__Items from an interface collection__
______________________________
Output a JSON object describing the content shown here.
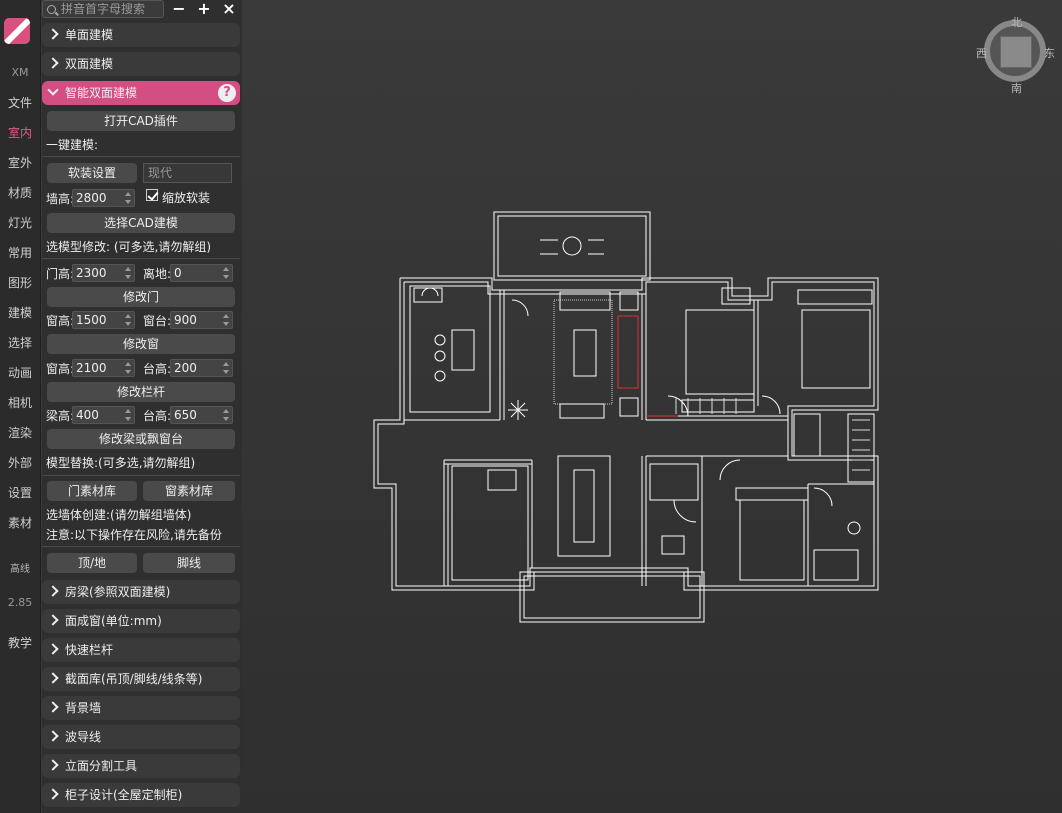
{
  "rail": {
    "items": [
      {
        "label": "XM",
        "kind": "dim"
      },
      {
        "label": "文件"
      },
      {
        "label": "室内",
        "active": true
      },
      {
        "label": "室外"
      },
      {
        "label": "材质"
      },
      {
        "label": "灯光"
      },
      {
        "label": "常用"
      },
      {
        "label": "图形"
      },
      {
        "label": "建模"
      },
      {
        "label": "选择"
      },
      {
        "label": "动画"
      },
      {
        "label": "相机"
      },
      {
        "label": "渲染"
      },
      {
        "label": "外部"
      },
      {
        "label": "设置"
      },
      {
        "label": "素材"
      },
      {
        "label": "高线",
        "kind": "small"
      },
      {
        "label": "2.85",
        "kind": "dim"
      },
      {
        "label": "教学"
      }
    ]
  },
  "toolbar": {
    "search_placeholder": "拼音首字母搜索",
    "minus": "−",
    "plus": "+",
    "close": "×"
  },
  "sections_top": [
    "单面建模",
    "双面建模",
    "智能双面建模"
  ],
  "smart": {
    "open_cad": "打开CAD插件",
    "one_click": "一键建模:",
    "soft_setting": "软装设置",
    "style_value": "现代",
    "wall_height_label": "墙高:",
    "wall_height": "2800",
    "scale_soft": "缩放软装",
    "select_cad": "选择CAD建模",
    "select_modify": "选模型修改: (可多选,请勿解组)",
    "door_height_label": "门高:",
    "door_height": "2300",
    "off_ground_label": "离地:",
    "off_ground": "0",
    "modify_door": "修改门",
    "win_height_label": "窗高:",
    "win_height": "1500",
    "sill_label": "窗台:",
    "sill": "900",
    "modify_window": "修改窗",
    "win_height2_label": "窗高:",
    "win_height2": "2100",
    "table_label": "台高:",
    "table_height": "200",
    "modify_rail": "修改栏杆",
    "beam_height_label": "梁高:",
    "beam_height": "400",
    "table2_label": "台高:",
    "table2_height": "650",
    "modify_beam": "修改梁或飘窗台",
    "model_replace": "模型替换:(可多选,请勿解组)",
    "door_lib": "门素材库",
    "window_lib": "窗素材库",
    "wall_create": "选墙体创建:(请勿解组墙体)",
    "warning": "注意:以下操作存在风险,请先备份",
    "ceiling_floor": "顶/地",
    "baseboard": "脚线"
  },
  "sections_bottom": [
    "房梁(参照双面建模)",
    "面成窗(单位:mm)",
    "快速栏杆",
    "截面库(吊顶/脚线/线条等)",
    "背景墙",
    "波导线",
    "立面分割工具",
    "柜子设计(全屋定制柜)"
  ],
  "compass": {
    "north": "北",
    "south": "南",
    "east": "东",
    "west": "西"
  },
  "colors": {
    "accent": "#d24e83",
    "rail": "#2b2b2b",
    "panel": "#2f2f2f",
    "lines": "#ffffff",
    "red": "#e03030"
  }
}
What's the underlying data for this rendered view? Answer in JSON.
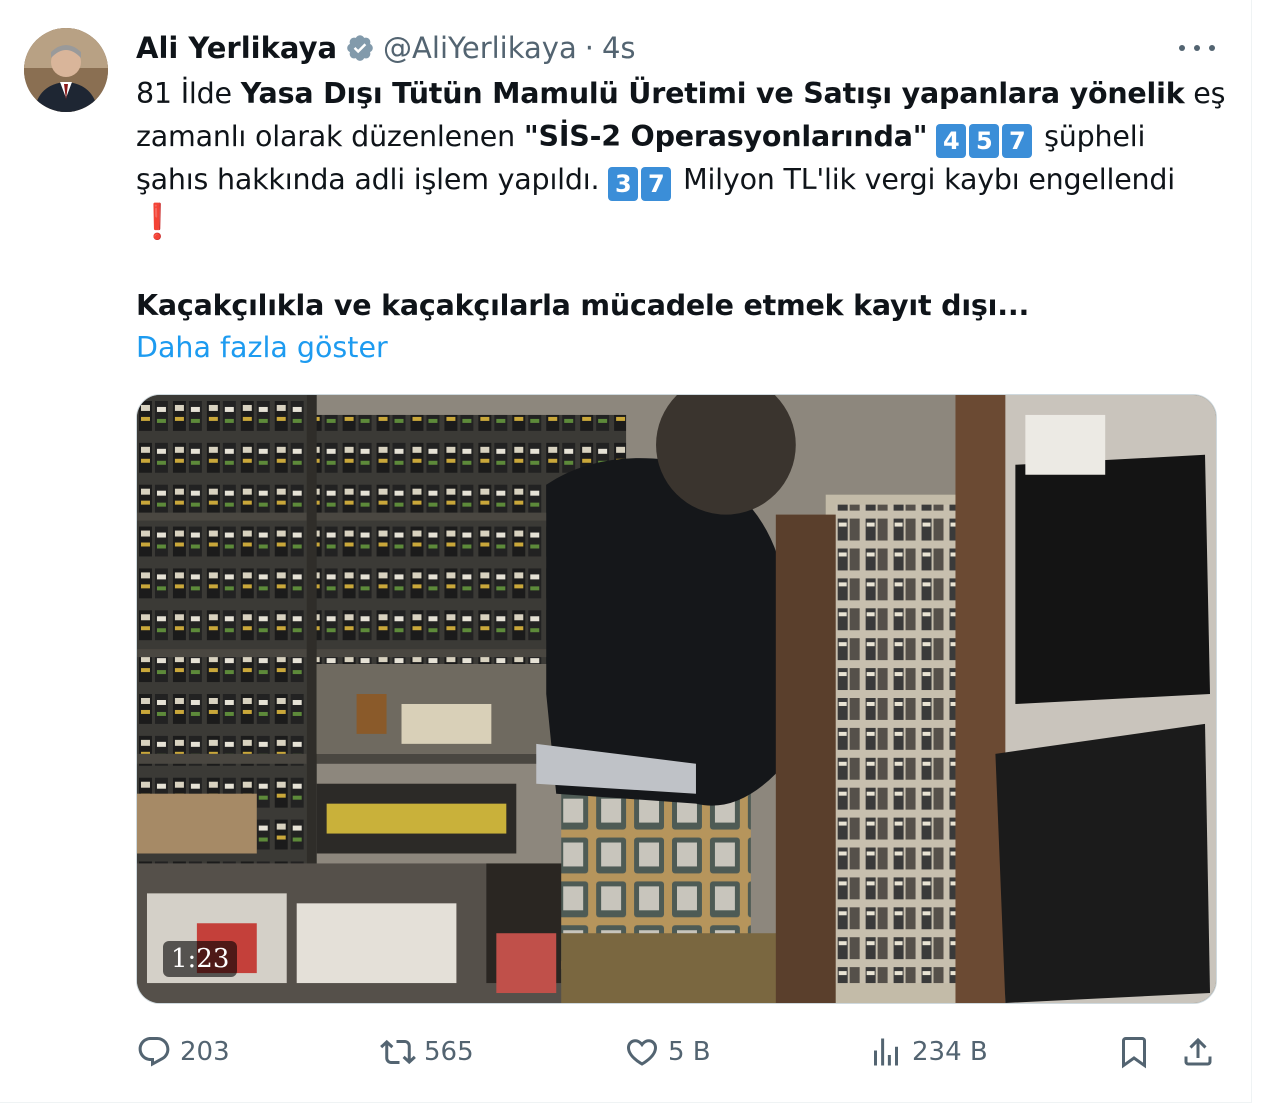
{
  "tweet": {
    "author_name": "Ali Yerlikaya",
    "handle": "@AliYerlikaya",
    "separator": "·",
    "time": "4s",
    "line1_pre": "81 İlde ",
    "line1_bold": "Yasa Dışı Tütün Mamulü Üretimi ve Satışı yapanlara yönelik",
    "line1_post": " eş zamanlı olarak düzenlenen ",
    "op_name": "\"SİS-2 Operasyonlarında\"",
    "suspects_digits": [
      "4",
      "5",
      "7"
    ],
    "line2_post": " şüpheli şahıs hakkında adli işlem yapıldı. ",
    "loss_digits": [
      "3",
      "7"
    ],
    "line3_post": " Milyon TL'lik vergi kaybı engellendi",
    "exclaim": "❗",
    "paragraph2": "Kaçakçılıkla ve kaçakçılarla mücadele etmek kayıt dışı...",
    "show_more": "Daha fazla göster",
    "video_duration": "1:23"
  },
  "actions": {
    "replies": "203",
    "reposts": "565",
    "likes": "5 B",
    "views": "234 B"
  },
  "icons": [
    "verified-badge-icon",
    "more-options-icon",
    "reply-icon",
    "repost-icon",
    "like-icon",
    "views-icon",
    "bookmark-icon",
    "share-icon"
  ],
  "colors": {
    "accent": "#1d9bf0",
    "muted": "#536471",
    "keycap": "#3b8ed8",
    "exclaim": "#e0242e"
  }
}
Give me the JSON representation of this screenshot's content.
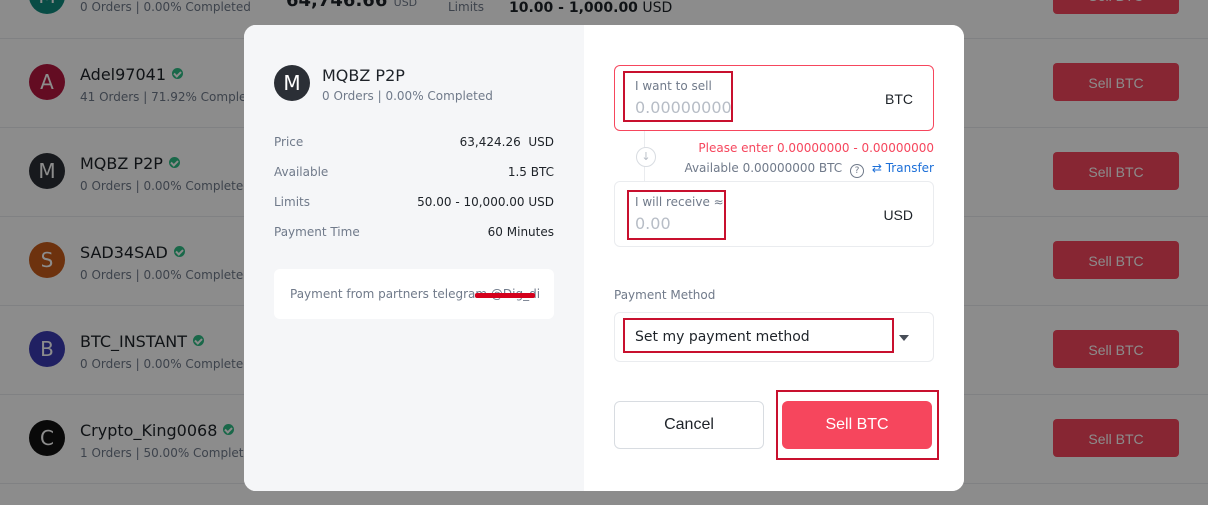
{
  "background": {
    "top_partial": {
      "stats": "0 Orders | 0.00% Completed",
      "price_fragment": "64,746.66",
      "price_unit": "USD",
      "limits_label": "Limits",
      "limits_value": "10.00 - 1,000.00",
      "limits_unit": "USD"
    },
    "rows": [
      {
        "initial": "A",
        "name": "Adel97041",
        "stats": "41 Orders | 71.92% Completed",
        "color": "#b5163f",
        "button": "Sell BTC"
      },
      {
        "initial": "M",
        "name": "MQBZ P2P",
        "stats": "0 Orders | 0.00% Completed",
        "color": "#2b2f36",
        "button": "Sell BTC"
      },
      {
        "initial": "S",
        "name": "SAD34SAD",
        "stats": "0 Orders | 0.00% Completed",
        "color": "#c75b1a",
        "button": "Sell BTC"
      },
      {
        "initial": "B",
        "name": "BTC_INSTANT",
        "stats": "0 Orders | 0.00% Completed",
        "color": "#3b3bb3",
        "button": "Sell BTC"
      },
      {
        "initial": "C",
        "name": "Crypto_King0068",
        "stats": "1 Orders | 50.00% Completed",
        "color": "#111111",
        "button": "Sell BTC"
      }
    ]
  },
  "modal": {
    "merchant": {
      "initial": "M",
      "name": "MQBZ P2P",
      "stats": "0 Orders | 0.00% Completed"
    },
    "info": {
      "price_label": "Price",
      "price_value": "63,424.26",
      "price_unit": "USD",
      "available_label": "Available",
      "available_value": "1.5 BTC",
      "limits_label": "Limits",
      "limits_value": "50.00 - 10,000.00 USD",
      "payment_time_label": "Payment Time",
      "payment_time_value": "60 Minutes"
    },
    "remark": "Payment from partners telegram @Dig_di",
    "sell_field": {
      "label": "I want to sell",
      "placeholder": "0.00000000",
      "unit": "BTC"
    },
    "error_message": "Please enter 0.00000000 - 0.00000000",
    "available": {
      "label": "Available",
      "value": "0.00000000 BTC",
      "help_icon": "question-circle-icon",
      "transfer_icon": "transfer-icon",
      "transfer_label": "Transfer"
    },
    "receive_field": {
      "label": "I will receive ≈",
      "placeholder": "0.00",
      "unit": "USD"
    },
    "payment_method": {
      "label": "Payment Method",
      "selected": "Set my payment method"
    },
    "buttons": {
      "cancel": "Cancel",
      "sell": "Sell BTC"
    },
    "colors": {
      "sell": "#f6465d",
      "verified": "#2ebd85",
      "highlight": "#c8102e",
      "link": "#1c6fd8"
    }
  }
}
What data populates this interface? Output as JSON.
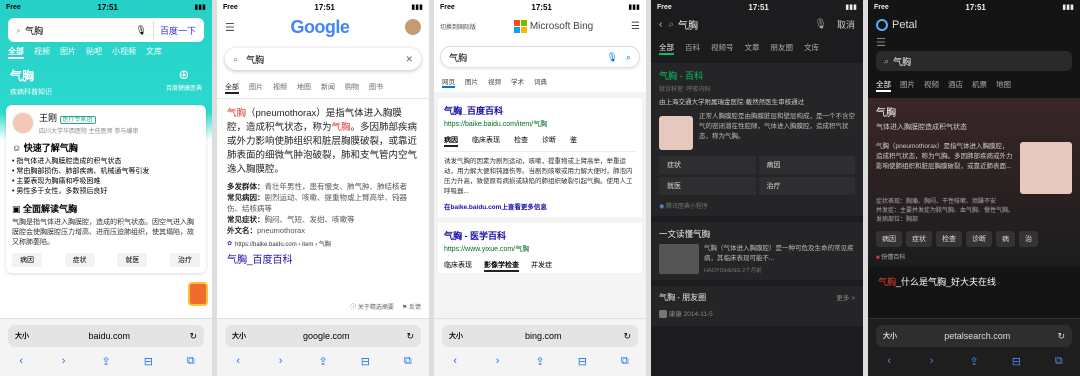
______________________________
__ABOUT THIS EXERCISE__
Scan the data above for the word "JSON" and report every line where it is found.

__PROBLEM SOLUTION__
Output a JSON object describing the content shown here.
What's the underlying data for this rendered view? Answer in JSON.
Give me the JSON representation of this screenshot's content.
What data populates this interface? Output as JSON.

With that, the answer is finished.